Small wild cats live (or have lived) in many places in Europe, Africa, and Asia. So an obvious question is whether domestic cats in different parts of the world are more closely related to their local wild cats (evidence of independent domestication events in different parts of the world) or to wild cats from one part of the world. Driscoll and colleagues addressed the issue by two different methods: making a neighbor-joining tree from short tandem repeat (STR) profiling (basically DNA fingerprinting) of 979 cats and by making a maximum parsimony tree from the sequence of the ND5 and ND6 genes from the mitochondria of 742 cats. The cats contained a mixture of wildcats, feral domestic cats, and domestic cats of various breeds sampled from Europe, Asia, and Africa. Both analyses supported the conclusion that the closest ancestors of both European and Asian domestic cats are wildcats from the Near East. However, the mitochondrial data suggests that there are at least five maternal lineages within that group.

Wednesday, June 27, 2007

Secret Messages in

There were a lot of blog postings about the evolution articles in yesterday's NYT (for example, JE's, Coturnix's and Larry's), but I don't recall anyone mentioning Dennis Overbye's article. I realize that making fun of bad science journalism is getting to be a rather repetitive joke, but this one is just weird. The article is combining two different topics. The first is about a Japanese group that encoded "E=mc^2" in DNA and introduced it into E. coli. That's a cute but in the end rather useless trick, rather like using DNA to solve cases of the traveling salesman problem (which people have also done). Apparently, the Japanese group seriously thinks that DNA in living organisms could be a practical data storage method, and claims that the problem of mutation could be solved be using multiple copies (which would only slow down the decay, not halt it).

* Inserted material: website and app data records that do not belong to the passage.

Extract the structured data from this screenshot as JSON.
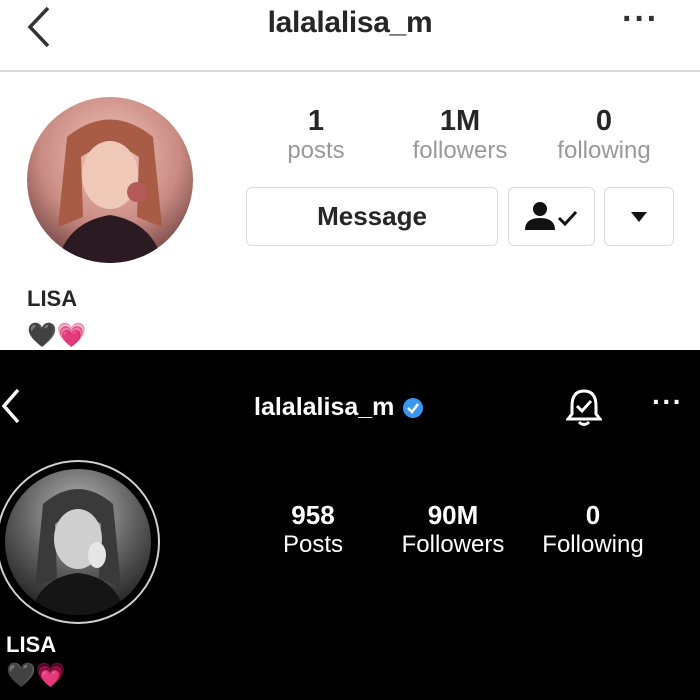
{
  "old_profile": {
    "username": "lalalalisa_m",
    "stats": [
      {
        "value": "1",
        "label": "posts"
      },
      {
        "value": "1M",
        "label": "followers"
      },
      {
        "value": "0",
        "label": "following"
      }
    ],
    "message_button": "Message",
    "display_name": "LISA",
    "bio_hearts": "🖤💗",
    "icons": {
      "back": "chevron-left-icon",
      "more": "more-horizontal-icon",
      "following": "person-check-icon",
      "dropdown": "caret-down-icon"
    }
  },
  "new_profile": {
    "username": "lalalalisa_m",
    "verified": true,
    "stats": [
      {
        "value": "958",
        "label": "Posts"
      },
      {
        "value": "90M",
        "label": "Followers"
      },
      {
        "value": "0",
        "label": "Following"
      }
    ],
    "display_name": "LISA",
    "bio_hearts": "🖤💗",
    "icons": {
      "back": "chevron-left-icon",
      "notifications": "bell-check-icon",
      "more": "more-horizontal-icon",
      "verified": "verified-badge-icon"
    }
  },
  "colors": {
    "verified_blue": "#3897f0",
    "old_bg": "#ffffff",
    "new_bg": "#000000"
  }
}
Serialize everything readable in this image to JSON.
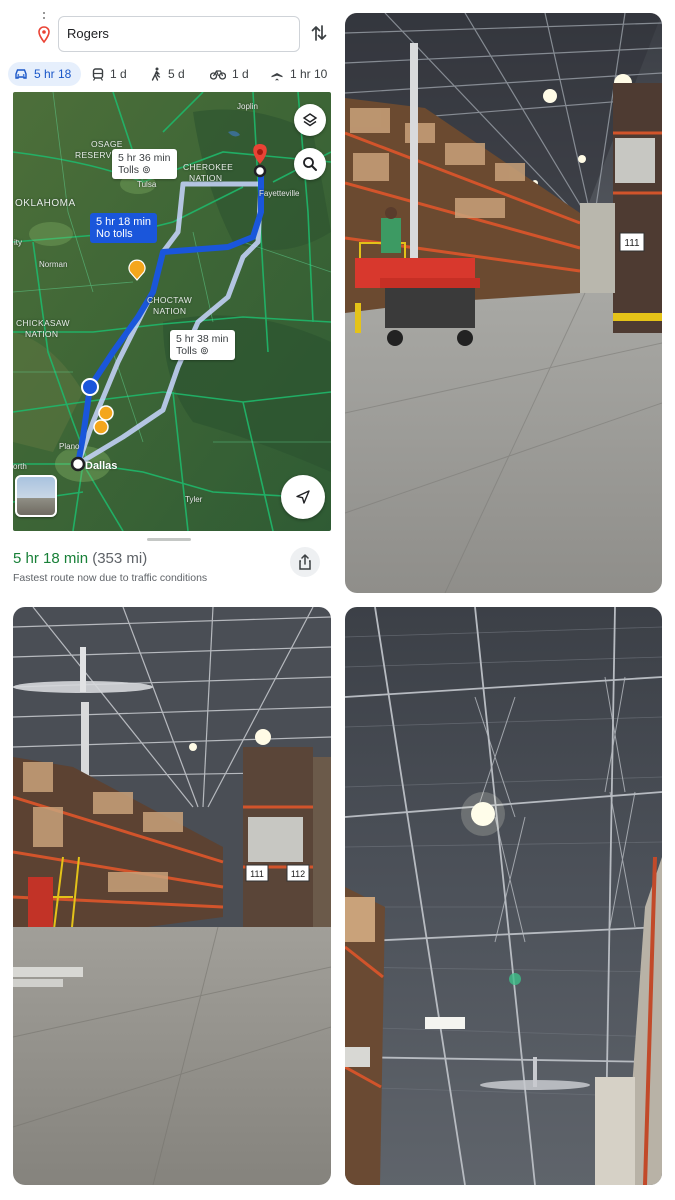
{
  "search": {
    "destination": "Rogers"
  },
  "modes": [
    {
      "icon": "car-icon",
      "label": "5 hr 18"
    },
    {
      "icon": "transit-icon",
      "label": "1 d"
    },
    {
      "icon": "walk-icon",
      "label": "5 d"
    },
    {
      "icon": "bike-icon",
      "label": "1 d"
    },
    {
      "icon": "flight-icon",
      "label": "1 hr 10"
    }
  ],
  "map": {
    "route_labels": {
      "alt1_time": "5 hr 36 min",
      "alt1_sub": "Tolls",
      "main_time": "5 hr 18 min",
      "main_sub": "No tolls",
      "alt2_time": "5 hr 38 min",
      "alt2_sub": "Tolls"
    },
    "places": {
      "osage": "OSAGE",
      "reserve": "RESERVE",
      "cherokee": "CHEROKEE",
      "cherokee_nation": "NATION",
      "oklahoma": "OKLAHOMA",
      "choctaw": "CHOCTAW",
      "choctaw_nation": "NATION",
      "chickasaw": "CHICKASAW",
      "chickasaw_nation": "NATION"
    },
    "cities": {
      "joplin": "Joplin",
      "tulsa": "Tulsa",
      "fayetteville": "Fayetteville",
      "norman": "Norman",
      "plano": "Plano",
      "dallas": "Dallas",
      "tyler": "Tyler",
      "ity": "ity",
      "orth": "orth"
    }
  },
  "summary": {
    "time": "5 hr 18 min",
    "distance": "(353 mi)",
    "note": "Fastest route now due to traffic conditions"
  },
  "photos": {
    "aisle_signs": [
      "111",
      "111",
      "112"
    ]
  },
  "colors": {
    "route": "#1a56db",
    "time_green": "#188038",
    "pin_red": "#ea4335"
  }
}
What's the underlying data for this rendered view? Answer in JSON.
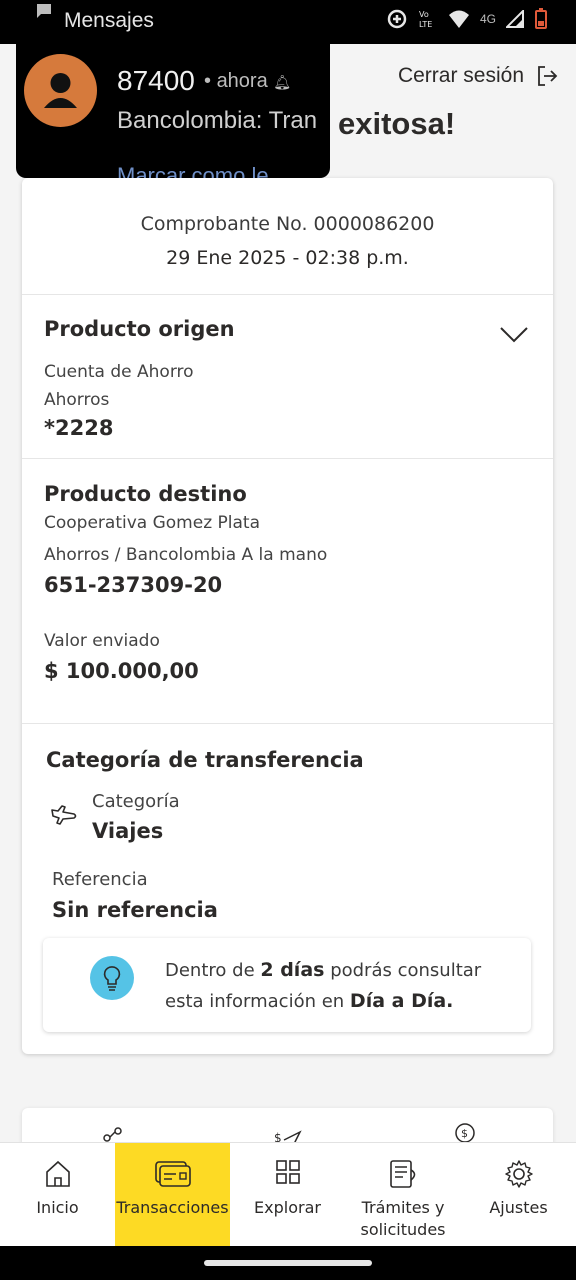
{
  "status_bar": {
    "app_name": "Mensajes",
    "network": "4G"
  },
  "notification": {
    "sender": "87400",
    "time": "ahora",
    "body": "Bancolombia: Tran",
    "action": "Marcar como le"
  },
  "header": {
    "logout_label": "Cerrar sesión",
    "title_partial": "exitosa!"
  },
  "receipt": {
    "number": "Comprobante No. 0000086200",
    "date": "29 Ene 2025 - 02:38 p.m."
  },
  "origin": {
    "title": "Producto origen",
    "account_type": "Cuenta de Ahorro",
    "subtype": "Ahorros",
    "number": "*2228"
  },
  "destination": {
    "title": "Producto destino",
    "name": "Cooperativa Gomez Plata",
    "detail": "Ahorros / Bancolombia A la mano",
    "number": "651-237309-20"
  },
  "amount": {
    "label": "Valor enviado",
    "value": "$ 100.000,00"
  },
  "category": {
    "title": "Categoría de transferencia",
    "label": "Categoría",
    "value": "Viajes",
    "ref_label": "Referencia",
    "ref_value": "Sin referencia"
  },
  "tip": {
    "part1": "Dentro de ",
    "bold1": "2 días",
    "part2": " podrás consultar esta información en ",
    "bold2": "Día a Día."
  },
  "nav": {
    "items": [
      {
        "label": "Inicio",
        "icon": "home-icon"
      },
      {
        "label": "Transacciones",
        "icon": "card-icon"
      },
      {
        "label": "Explorar",
        "icon": "grid-icon"
      },
      {
        "label": "Trámites y solicitudes",
        "icon": "document-icon"
      },
      {
        "label": "Ajustes",
        "icon": "gear-icon"
      }
    ],
    "active_index": 1
  },
  "colors": {
    "brand_yellow": "#fdda24",
    "notification_avatar": "#d67a3c",
    "tip_icon": "#55c3e6"
  }
}
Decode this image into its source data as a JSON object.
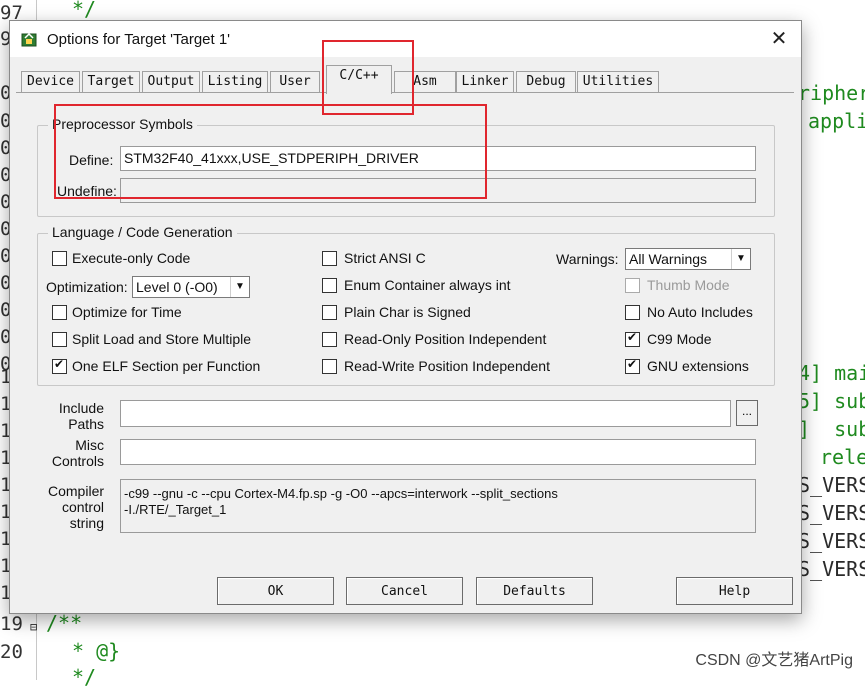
{
  "editor": {
    "line_numbers": [
      "97",
      "9",
      "0",
      "0",
      "0",
      "0",
      "0",
      "0",
      "0",
      "0",
      "0",
      "0",
      "0",
      "1",
      "1",
      "1",
      "1",
      "1",
      "1",
      "1",
      "1",
      "1",
      "1",
      "19",
      "20"
    ],
    "code_left": [
      "*/",
      "/**",
      "* @}",
      "*/"
    ],
    "code_right": [
      "ripher",
      "appli",
      "4] mai",
      "5] sub",
      "]  sub",
      "rele",
      "S_VERS",
      "S_VERS",
      "S_VERS",
      "S_VERS"
    ]
  },
  "watermark": "CSDN @文艺猪ArtPig",
  "dialog": {
    "title": "Options for Target 'Target 1'",
    "close_symbol": "✕",
    "tabs": [
      "Device",
      "Target",
      "Output",
      "Listing",
      "User",
      "C/C++",
      "Asm",
      "Linker",
      "Debug",
      "Utilities"
    ],
    "active_tab": "C/C++",
    "preprocessor": {
      "group_label": "Preprocessor Symbols",
      "define_label": "Define:",
      "define_value": "STM32F40_41xxx,USE_STDPERIPH_DRIVER",
      "undefine_label": "Undefine:",
      "undefine_value": ""
    },
    "language": {
      "group_label": "Language / Code Generation",
      "execute_only": {
        "label": "Execute-only Code",
        "checked": false
      },
      "optimization_label": "Optimization:",
      "optimization_value": "Level 0 (-O0)",
      "optimize_time": {
        "label": "Optimize for Time",
        "checked": false
      },
      "split_load": {
        "label": "Split Load and Store Multiple",
        "checked": false
      },
      "one_elf": {
        "label": "One ELF Section per Function",
        "checked": true
      },
      "strict_ansi": {
        "label": "Strict ANSI C",
        "checked": false
      },
      "enum_int": {
        "label": "Enum Container always int",
        "checked": false
      },
      "plain_char": {
        "label": "Plain Char is Signed",
        "checked": false
      },
      "ro_pi": {
        "label": "Read-Only Position Independent",
        "checked": false
      },
      "rw_pi": {
        "label": "Read-Write Position Independent",
        "checked": false
      },
      "warnings_label": "Warnings:",
      "warnings_value": "All Warnings",
      "thumb_mode": {
        "label": "Thumb Mode",
        "checked": false,
        "disabled": true
      },
      "no_auto_includes": {
        "label": "No Auto Includes",
        "checked": false
      },
      "c99_mode": {
        "label": "C99 Mode",
        "checked": true
      },
      "gnu_ext": {
        "label": "GNU extensions",
        "checked": true
      }
    },
    "include_paths_label": "Include\nPaths",
    "include_paths_value": "",
    "include_browse": "...",
    "misc_controls_label": "Misc\nControls",
    "misc_controls_value": "",
    "compiler_string_label": "Compiler\ncontrol\nstring",
    "compiler_string_value": "-c99 --gnu -c --cpu Cortex-M4.fp.sp -g -O0 --apcs=interwork --split_sections\n-I./RTE/_Target_1",
    "buttons": {
      "ok": "OK",
      "cancel": "Cancel",
      "defaults": "Defaults",
      "help": "Help"
    }
  }
}
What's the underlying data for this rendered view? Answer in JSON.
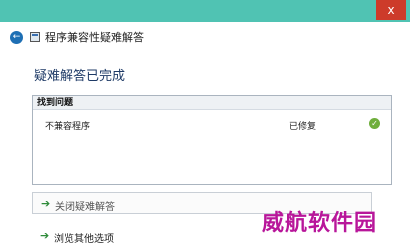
{
  "window": {
    "title": "程序兼容性疑难解答",
    "close_glyph": "x"
  },
  "main": {
    "heading": "疑难解答已完成",
    "results": {
      "header": "找到问题",
      "rows": [
        {
          "name": "不兼容程序",
          "status": "已修复",
          "status_icon": "check-circle-icon"
        }
      ]
    }
  },
  "actions": {
    "close_troubleshooter": "关闭疑难解答",
    "explore_more": "浏览其他选项"
  },
  "watermark": "威航软件园",
  "colors": {
    "topbar": "#50c3b3",
    "close_button": "#cd3b2a",
    "accent_blue": "#1e6fb4",
    "heading": "#1e3a66",
    "success_green": "#6fae3c",
    "watermark": "#b8169a"
  }
}
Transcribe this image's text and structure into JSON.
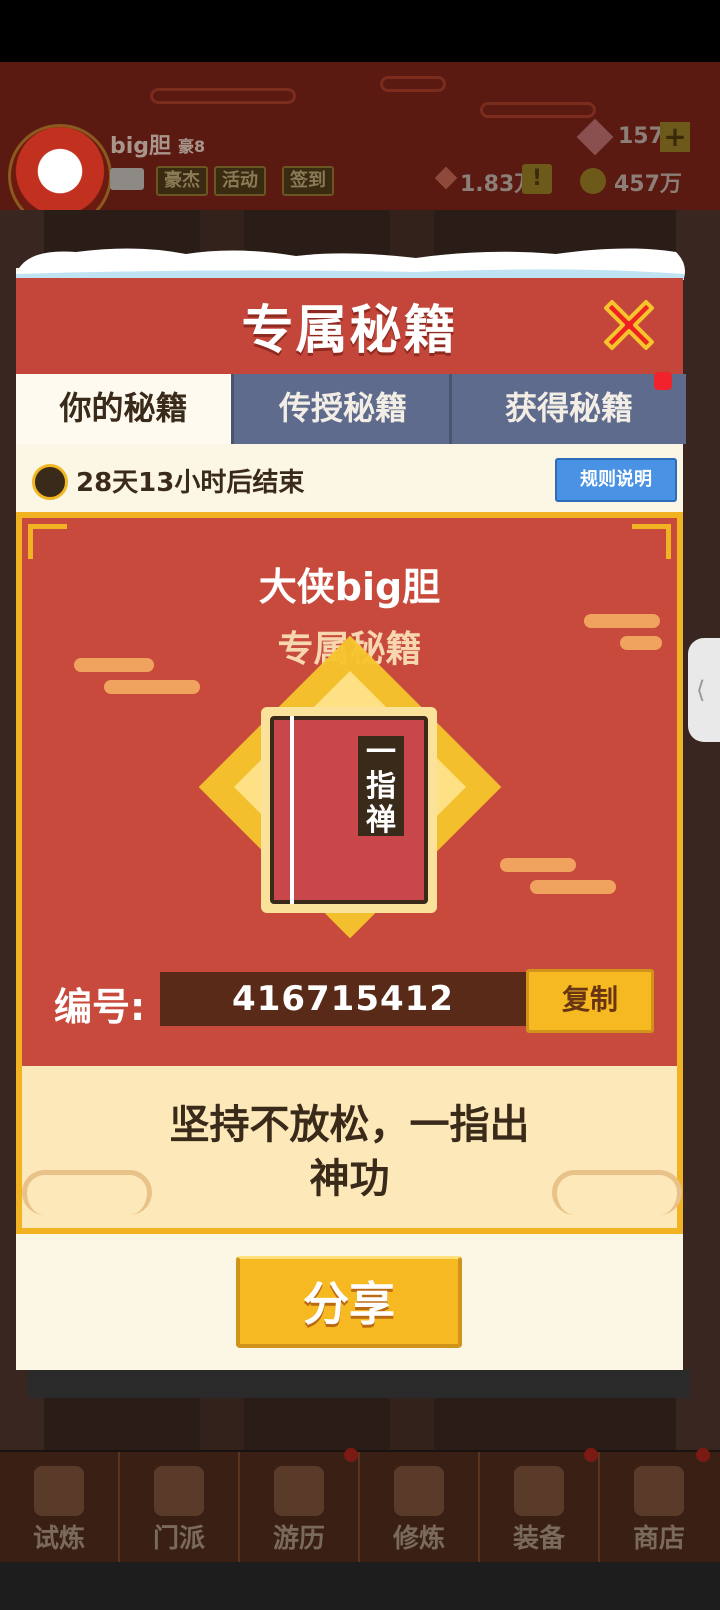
{
  "player": {
    "name": "big胆",
    "title": "豪8",
    "tags": [
      "豪杰",
      "活动",
      "签到"
    ],
    "gem_count": "1571",
    "resource_count": "1.83万",
    "coin_count": "457万"
  },
  "modal": {
    "title": "专属秘籍",
    "tabs": [
      "你的秘籍",
      "传授秘籍",
      "获得秘籍"
    ],
    "active_tab": 0,
    "timer_text": "28天13小时后结束",
    "rules_button": "规则说明",
    "hero_name": "大侠big胆",
    "subtitle": "专属秘籍",
    "book_title": "一指禅",
    "serial_label": "编号:",
    "serial_number": "416715412",
    "copy_button": "复制",
    "motto_line1": "坚持不放松，一指出",
    "motto_line2": "神功",
    "share_button": "分享"
  },
  "bottom_nav": [
    "试炼",
    "门派",
    "游历",
    "修炼",
    "装备",
    "商店"
  ],
  "colors": {
    "header_red": "#c4463a",
    "panel_red": "#c84a3c",
    "gold": "#f2b322",
    "tab_blue": "#5f6b8c",
    "rules_blue": "#4a92e4",
    "close_red": "#ee2222"
  },
  "icons": {
    "close": "close-x-icon",
    "timer": "clock-icon",
    "book": "book-icon"
  }
}
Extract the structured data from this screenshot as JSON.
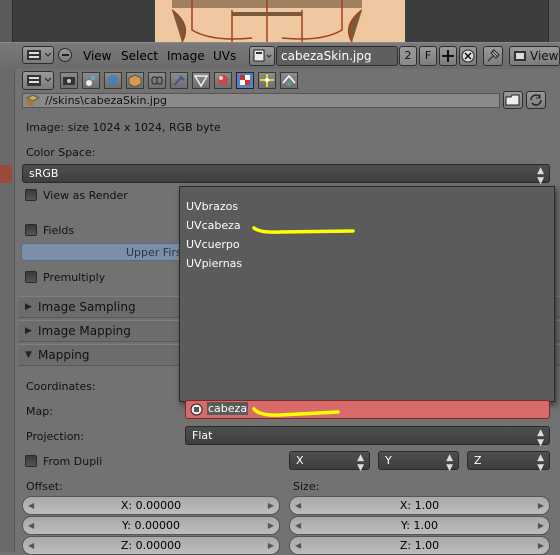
{
  "header": {
    "menus": [
      "View",
      "Select",
      "Image",
      "UVs"
    ],
    "image_name": "cabezaSkin.jpg",
    "users": "2",
    "fake": "F",
    "right_view": "View"
  },
  "image": {
    "path": "//skins\\cabezaSkin.jpg",
    "info": "Image: size 1024 x 1024, RGB byte",
    "color_space_label": "Color Space:",
    "color_space": "sRGB"
  },
  "options": {
    "view_as_render": "View as Render",
    "fields": "Fields",
    "field_order": "Upper First",
    "premultiply": "Premultiply"
  },
  "subpanels": {
    "image_sampling": "Image Sampling",
    "image_mapping": "Image Mapping",
    "mapping": "Mapping"
  },
  "mapping": {
    "coordinates_label": "Coordinates:",
    "map_label": "Map:",
    "map_value": "cabeza",
    "projection_label": "Projection:",
    "projection": "Flat",
    "from_dupli": "From Dupli",
    "axes": [
      "X",
      "Y",
      "Z"
    ],
    "offset_label": "Offset:",
    "size_label": "Size:",
    "offset": [
      "X: 0.00000",
      "Y: 0.00000",
      "Z: 0.00000"
    ],
    "size": [
      "X: 1.00",
      "Y: 1.00",
      "Z: 1.00"
    ]
  },
  "uv_popup": {
    "items": [
      "UVbrazos",
      "UVcabeza",
      "UVcuerpo",
      "UVpiernas"
    ]
  },
  "colors": {
    "highlight": "#ffff00",
    "map_field": "#d86a6a",
    "popup_bg": "#5b5b5b"
  }
}
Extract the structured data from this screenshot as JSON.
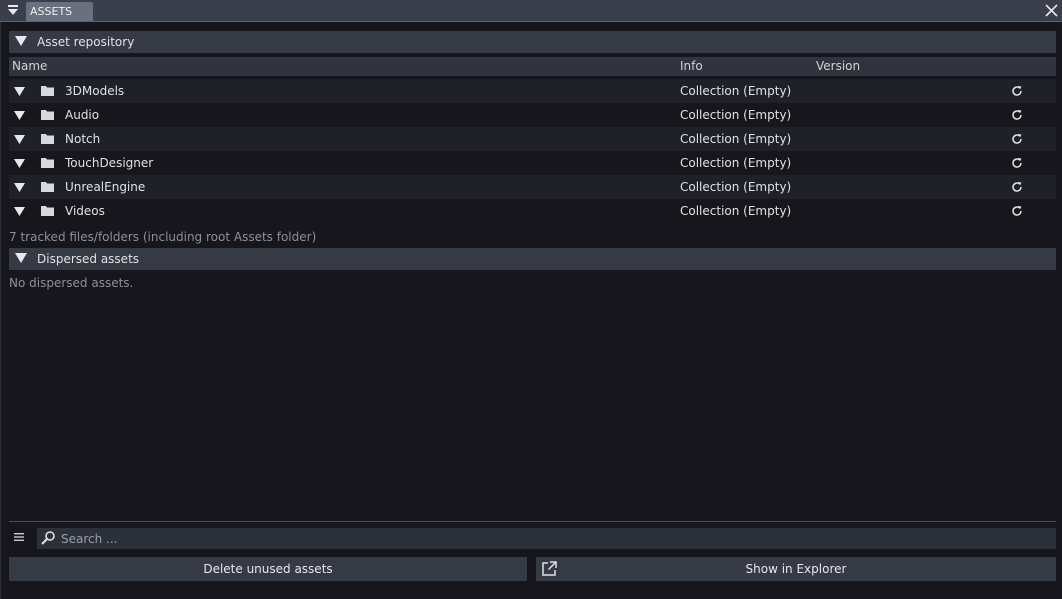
{
  "panel": {
    "tab_label": "ASSETS"
  },
  "repository": {
    "header": "Asset repository",
    "columns": {
      "name": "Name",
      "info": "Info",
      "version": "Version"
    },
    "rows": [
      {
        "name": "3DModels",
        "info": "Collection (Empty)"
      },
      {
        "name": "Audio",
        "info": "Collection (Empty)"
      },
      {
        "name": "Notch",
        "info": "Collection (Empty)"
      },
      {
        "name": "TouchDesigner",
        "info": "Collection (Empty)"
      },
      {
        "name": "UnrealEngine",
        "info": "Collection (Empty)"
      },
      {
        "name": "Videos",
        "info": "Collection (Empty)"
      }
    ],
    "footer": "7 tracked files/folders (including root Assets folder)"
  },
  "dispersed": {
    "header": "Dispersed assets",
    "empty_text": "No dispersed assets."
  },
  "search": {
    "placeholder": "Search ..."
  },
  "buttons": {
    "delete_unused": "Delete unused assets",
    "show_in_explorer": "Show in Explorer"
  },
  "icons": {
    "panel_menu": "triangle-down-icon",
    "close": "close-icon",
    "expand": "triangle-down-icon",
    "folder": "folder-icon",
    "sync": "refresh-icon",
    "list_menu": "menu-icon",
    "search": "search-icon",
    "external": "external-link-icon"
  },
  "colors": {
    "background": "#16161c",
    "header": "#353a45",
    "tab": "#6a7080",
    "text": "#d4d6dc",
    "muted": "#8c909a"
  }
}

It gets more disturbing in the second half -- apparently actually taking seriously the idea that messages could be hidden already (by aliens?) in our DNA. I mean, everyone is amused by finding phage proteins that actually contain the word "PHAGE" using single letter amino acid abbreviations, but that's different from actually assigning meaning to the coincidence. The numerous falsified "solutions" to the Voynich manuscript, the supposed Bible Code (and the facetious Moby Dick code), and the endless reinterpretations of Nostradamus suggests that people can find secret messages even when none exist. What's the point of encouraging such nonsense by even seriously considering it in a major newspaper? I expect a crank volume on messages in our genome any day now -- in fact, were I less scrupulous, I'd write it myself under a pseudonym -- I'm sure it would sell.

Thursday, June 14, 2007

Greatest BBC Headline ever

"FBI tries to fight zombie hordes". Okay, I know the author knows he's being clever, and probably the people who actually have to deal with compromised Windows machines are already sick of the slang term "zombie", but still, I never expected to read such a Romero-esque headline at the BBC except maybe on April Fool's day.

Not that the zombies in the article affect me other than sending me more spam -- I'm a Linux and OS X user...

Friday, June 01, 2007

Genome of DNA Discoverer NOT Deciphered

Do you recognize the man in the picture? It's Friedrich Miescher, the Swiss biologist/biochemist who discovered DNA in 1869. So, when the NYT announced today that "Genome of DNA Discoverer Is Deciphered", I was really excited, despite the annoying (and incorrect) use of "decipher" to mean "sequenced". Just think! Sequencing the genomes of Victorian scientists is now in our grasp! Who will be next? Darwin? Maxwell? Faraday?

But alas, it isn't so. It's just Jim Watson's genome.